Aging LGBT people have our own full-time, D.C. lobbyist helping ensure that laws and policies discriminating against LGBT older adults are dismantled and replaced with programs and rules that finally meet our country’s standards of fairness.
Aaron Tax is actually SAGE’s second Director of Federal Government Relations, replacing John Johnson, who first filled the position two years ago. Tax is well-qualified for the job, having most recently been Legal Director for the Servicemembers Legal Defense Network. (This affiliation is particularly noteworthy for the transgender community, as recent surveys show transgender people are several times more likely to be veterans than are LGB or heterosexual, nontransgender people of the same age.) Tax has also held positions with the Army’s Office of Equal Employment Opportunities/Civil Rights office and the D.C. office of the U.S. Attorney. Welcome aboard, Aaron!
Over its 30-year history, the face of HIV/AIDS has changed. Today more than one-quarter of people living with HIV/AIDS are over age 50. That percentage should hit 50% around 2017. Although many of these people contracted HIV as young adults and are living longer due to improved medications, it is critical to note that about 15% of all new HIV infections occur in people over 50. Older adults – of any sexual orientation or gender identity — are rarely targeted in safer sex and injection efforts.
In honor of the National HIV/AIDS and Aging Awareness Day, the National Resource Center on LGBT Aging (NRCLA) has launched a new online resource collection related to HIV and LGBT older adults.
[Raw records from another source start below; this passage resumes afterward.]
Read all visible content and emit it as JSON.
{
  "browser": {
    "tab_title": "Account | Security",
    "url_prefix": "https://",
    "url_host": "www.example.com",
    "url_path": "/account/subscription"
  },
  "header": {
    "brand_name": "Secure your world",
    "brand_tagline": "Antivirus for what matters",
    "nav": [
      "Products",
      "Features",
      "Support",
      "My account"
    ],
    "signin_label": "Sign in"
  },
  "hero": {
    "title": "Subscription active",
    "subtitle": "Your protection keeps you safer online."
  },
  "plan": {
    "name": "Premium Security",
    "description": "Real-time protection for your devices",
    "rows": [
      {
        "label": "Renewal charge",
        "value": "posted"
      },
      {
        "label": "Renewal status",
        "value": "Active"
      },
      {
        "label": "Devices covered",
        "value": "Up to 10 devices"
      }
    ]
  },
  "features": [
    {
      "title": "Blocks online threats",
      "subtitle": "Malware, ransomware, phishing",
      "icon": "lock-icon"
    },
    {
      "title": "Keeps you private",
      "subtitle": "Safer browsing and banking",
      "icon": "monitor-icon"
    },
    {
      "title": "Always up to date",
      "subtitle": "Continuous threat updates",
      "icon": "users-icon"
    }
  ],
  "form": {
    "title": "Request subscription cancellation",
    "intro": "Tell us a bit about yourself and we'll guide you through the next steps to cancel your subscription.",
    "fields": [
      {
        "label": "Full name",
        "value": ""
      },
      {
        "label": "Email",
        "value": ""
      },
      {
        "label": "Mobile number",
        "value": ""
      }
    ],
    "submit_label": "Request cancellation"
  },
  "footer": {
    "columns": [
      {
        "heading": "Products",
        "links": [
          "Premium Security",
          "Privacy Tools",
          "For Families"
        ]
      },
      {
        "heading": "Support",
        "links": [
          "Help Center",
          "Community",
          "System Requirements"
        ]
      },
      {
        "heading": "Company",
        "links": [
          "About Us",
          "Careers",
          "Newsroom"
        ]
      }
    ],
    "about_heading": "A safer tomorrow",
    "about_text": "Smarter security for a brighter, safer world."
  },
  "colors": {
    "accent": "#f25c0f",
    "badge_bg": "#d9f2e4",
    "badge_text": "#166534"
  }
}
The whole collection can currently be accessed at http://www.lgbtagingcenter.org/resources/index.cfm
Highlights of the collection include: